From the beginning, Eric Bachmann warned, “There’s a chance that things will get weird — yeah, it’s a possibility.” He was probably talking about an awkward attempt at making a doomed relationship work, or alternately trying to salvage a friendship, but he could have just as easily been referencing the direction of his band, Archers of Loaf. To be clear, the Archers were pretty weird from the get-go — a group of indie rockers with a rough and tumble side, a clamorous sensibility and an almost fetishistic embrace of controlled chaos. But for most of the band’s career, this raw, noisy four-chord Superchunk-gone-Beefheart approach set the standard, and came to represent the curious and strangely effective duality the band perfected via their embrace of the imperfect.
Yet, following a relatively unsuccessful stint on a major label and three albums of reliably solid noise pop, the Archers of Loaf took to deconstruction. In recording White Trash Heroes, the group’s members abandoned their traditional roles within the band, save for Bachmann remaining lead vocalist, and took to instrument swapping. Aesthetically speaking, the songs that emerged from these sessions seemed to have the same basic elements as those on their previous albums, but at the same time, sounded nothing like them. Bachmann barked less and took to singing more in falsetto, or occasionally unintelligible, Tom Waits-like croaks. The songs were loud, but somehow less abrasive. White Trash Heroes even sounded, for lack of a better description, bluesy.
Only to a certain degree a continuation of the band’s trajectory to that point, White Trash Heroes was the oddest entry in the band’s catalog, and as their final release (for now) remains as such. And yet in many ways, it’s also the band’s most interesting album. It doesn’t hold together as strongly as Icky Mettle, but there are frequent flashes of brilliance that signify both a newfound maturity as well as a slight preview of the gothic Americana that Bachmann would embrace with Crooked Fingers. “Fashion Bleeds” is one such flash, an opening track that ushers in a darkened mood rather than a kick in the posterior as the Loaf had often preferred in the past. “Dead Red Eyes” is another, a slow-burning dirge that sets Bachmann’s vocals against droning keyboards for a solid two minutes before the rhythm section brings it back down to earth with an abrasive grit. And “Perfect Time” somehow balances the band’s muscular sensibility with an unconventionally pretty melody.

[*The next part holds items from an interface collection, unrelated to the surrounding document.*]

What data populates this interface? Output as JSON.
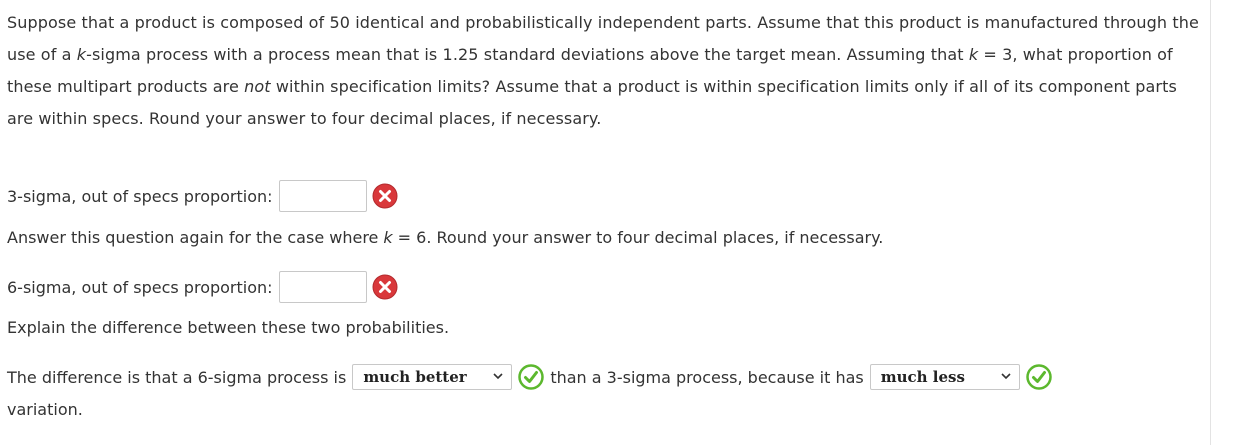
{
  "question": {
    "part1": "Suppose that a product is composed of 50 identical and probabilistically independent parts. Assume that this product is manufactured through the use of a ",
    "k_var": "k",
    "part2": "-sigma process with a process mean that is 1.25 standard deviations above the target mean. Assuming that ",
    "k_var2": "k",
    "part3": " = 3, what proportion of these multipart products are ",
    "not_word": "not",
    "part4": " within specification limits? Assume that a product is within specification limits only if all of its component parts are within specs. Round your answer to four decimal places, if necessary."
  },
  "answers": {
    "three_sigma_label": "3-sigma, out of specs proportion:",
    "three_sigma_value": "",
    "three_sigma_status": "incorrect",
    "again_prefix": "Answer this question again for the case where ",
    "again_k": "k",
    "again_suffix": " = 6. Round your answer to four decimal places, if necessary.",
    "six_sigma_label": "6-sigma, out of specs proportion:",
    "six_sigma_value": "",
    "six_sigma_status": "incorrect",
    "explain_prompt": "Explain the difference between these two probabilities.",
    "sentence_part1": "The difference is that a 6-sigma process is",
    "select1_value": "much better",
    "select1_status": "correct",
    "sentence_part2": "than a 3-sigma process, because it has",
    "select2_value": "much less",
    "select2_status": "correct",
    "sentence_part3": "variation."
  },
  "colors": {
    "incorrect": "#d9383b",
    "correct": "#5cb82e",
    "text": "#333333"
  }
}
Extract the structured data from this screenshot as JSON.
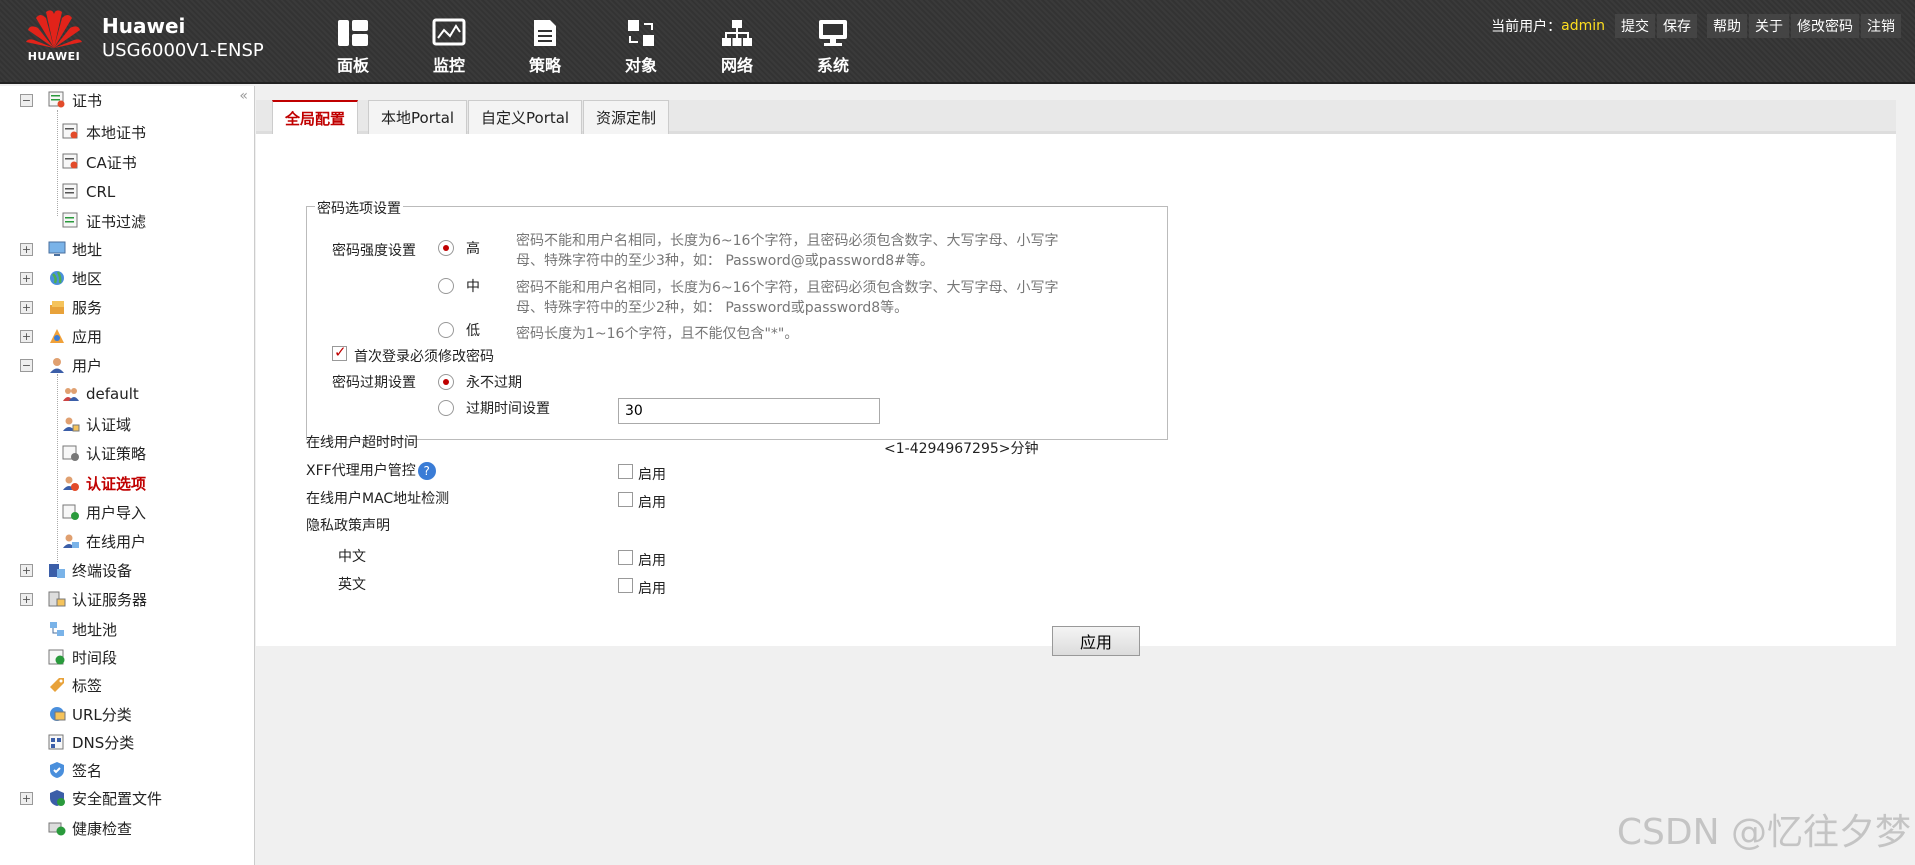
{
  "header": {
    "logo_text": "HUAWEI",
    "brand_line1": "Huawei",
    "brand_line2": "USG6000V1-ENSP",
    "nav": [
      {
        "label": "面板",
        "icon": "dashboard-icon"
      },
      {
        "label": "监控",
        "icon": "monitor-icon"
      },
      {
        "label": "策略",
        "icon": "policy-icon"
      },
      {
        "label": "对象",
        "icon": "object-icon"
      },
      {
        "label": "网络",
        "icon": "network-icon"
      },
      {
        "label": "系统",
        "icon": "system-icon"
      }
    ],
    "current_user_label": "当前用户：",
    "current_user": "admin",
    "links": [
      "提交",
      "保存",
      "帮助",
      "关于",
      "修改密码",
      "注销"
    ]
  },
  "sidebar": {
    "collapse": "«",
    "items": [
      {
        "label": "证书",
        "expander": "−"
      },
      {
        "label": "本地证书"
      },
      {
        "label": "CA证书"
      },
      {
        "label": "CRL"
      },
      {
        "label": "证书过滤"
      },
      {
        "label": "地址",
        "expander": "+"
      },
      {
        "label": "地区",
        "expander": "+"
      },
      {
        "label": "服务",
        "expander": "+"
      },
      {
        "label": "应用",
        "expander": "+"
      },
      {
        "label": "用户",
        "expander": "−"
      },
      {
        "label": "default"
      },
      {
        "label": "认证域"
      },
      {
        "label": "认证策略"
      },
      {
        "label": "认证选项"
      },
      {
        "label": "用户导入"
      },
      {
        "label": "在线用户"
      },
      {
        "label": "终端设备",
        "expander": "+"
      },
      {
        "label": "认证服务器",
        "expander": "+"
      },
      {
        "label": "地址池"
      },
      {
        "label": "时间段"
      },
      {
        "label": "标签"
      },
      {
        "label": "URL分类"
      },
      {
        "label": "DNS分类"
      },
      {
        "label": "签名"
      },
      {
        "label": "安全配置文件",
        "expander": "+"
      },
      {
        "label": "健康检查"
      }
    ]
  },
  "tabs": [
    "全局配置",
    "本地Portal",
    "自定义Portal",
    "资源定制"
  ],
  "form": {
    "fieldset_legend": "密码选项设置",
    "strength_label": "密码强度设置",
    "strength_high": "高",
    "strength_high_desc": "密码不能和用户名相同，长度为6~16个字符，且密码必须包含数字、大写字母、小写字母、特殊字符中的至少3种，如： Password@或password8#等。",
    "strength_mid": "中",
    "strength_mid_desc": "密码不能和用户名相同，长度为6~16个字符，且密码必须包含数字、大写字母、小写字母、特殊字符中的至少2种，如： Password或password8等。",
    "strength_low": "低",
    "strength_low_desc": "密码长度为1~16个字符，且不能仅包含\"*\"。",
    "first_login_label": "首次登录必须修改密码",
    "expire_label": "密码过期设置",
    "expire_never": "永不过期",
    "expire_time": "过期时间设置",
    "timeout_label": "在线用户超时时间",
    "timeout_value": "30",
    "timeout_range": "<1-4294967295>分钟",
    "xff_label": "XFF代理用户管控",
    "help_glyph": "?",
    "mac_label": "在线用户MAC地址检测",
    "privacy_label": "隐私政策声明",
    "privacy_cn": "中文",
    "privacy_en": "英文",
    "enable": "启用",
    "apply": "应用"
  },
  "watermark": "CSDN @忆往夕梦"
}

The album’s second half contains the two most inspired, even transcendent moments of the band’s career, but each one for very different reasons. “One Slight Wrong Move” shouldn’t be as catchy as it is; it clangs and rattles with a nightmarish percussive loop before it enters into a Stones-meets-Fugazi groove that simply slays, and ultimately breaks into a supremely bizarre vocodered chorus of “A hundred million people could be wrong.” The sum of its parts make very little sense together, which isn’t necessarily out of question for the band, really, but come together sublimely. The real stunner, though, is the closing title track, a nearly eight minute dirge that makes a slow build of throbbing basslines and escalating vocals, with Bachmann’s narration detailing simple ideas with heroic earnestness, achieving a climactic, lighters-in-the-air moment with its inspiring chorus: “It ends life, along the neon sign/ all speeding past, collide and crashing/ I’m in paradise.” There’s a simultaneous air of innocence and finality, and if there was a song to end the band’s career on, this was the one.

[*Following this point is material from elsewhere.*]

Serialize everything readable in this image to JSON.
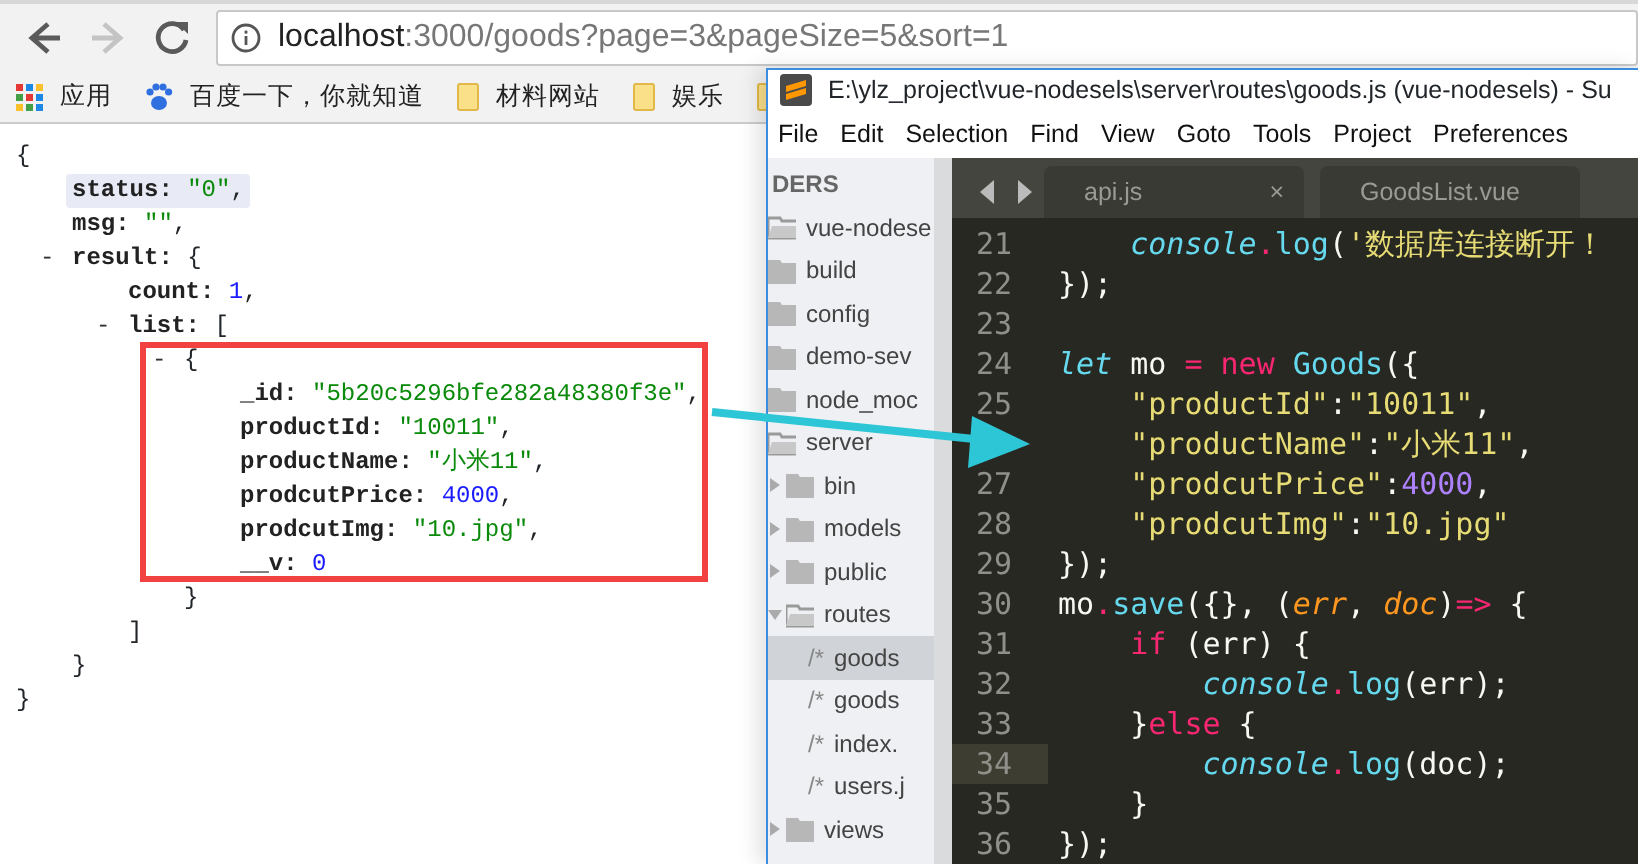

The second disc backing Merge‘s reissue of White Trash Heroes packs on the regular blend of b-sides, outtakes and demos, and more so than on the other reissues in the series, the demos here reveal a considerably different version of the album than what’s on the final product. While the songs obviously don’t carry the superior sound quality of the finished album, the flow of the demo is strangely cohesive, actually making more sense as one collection of songs, even if the elements seem a bit disparate on the album itself. Seven-inch single “Jive Kata,” likewise, is a fun track, though the b-sides reveal some even brighter curiosities. Instrumental “Walk of Shame” is spacious and pretty, as is the heroic “Untitled,” while the messy, drunken “Whooh!” is classic Archers mayhem.
Problematic tours and medical conditions led to the eventual end of Archers of Loaf’s first run, and for 12 years, that was the end of the band. Considering the duration of the band’s reunion at this point, it’s entirely possible that the Archers of Loaf aren’t content to leave White Trash Heroes as their last bit of recorded music. But even if it is, it’s a particularly strong and brave way to go, casting aside expectations and finding an interesting, comfortable middle ground between experimentation and maturity.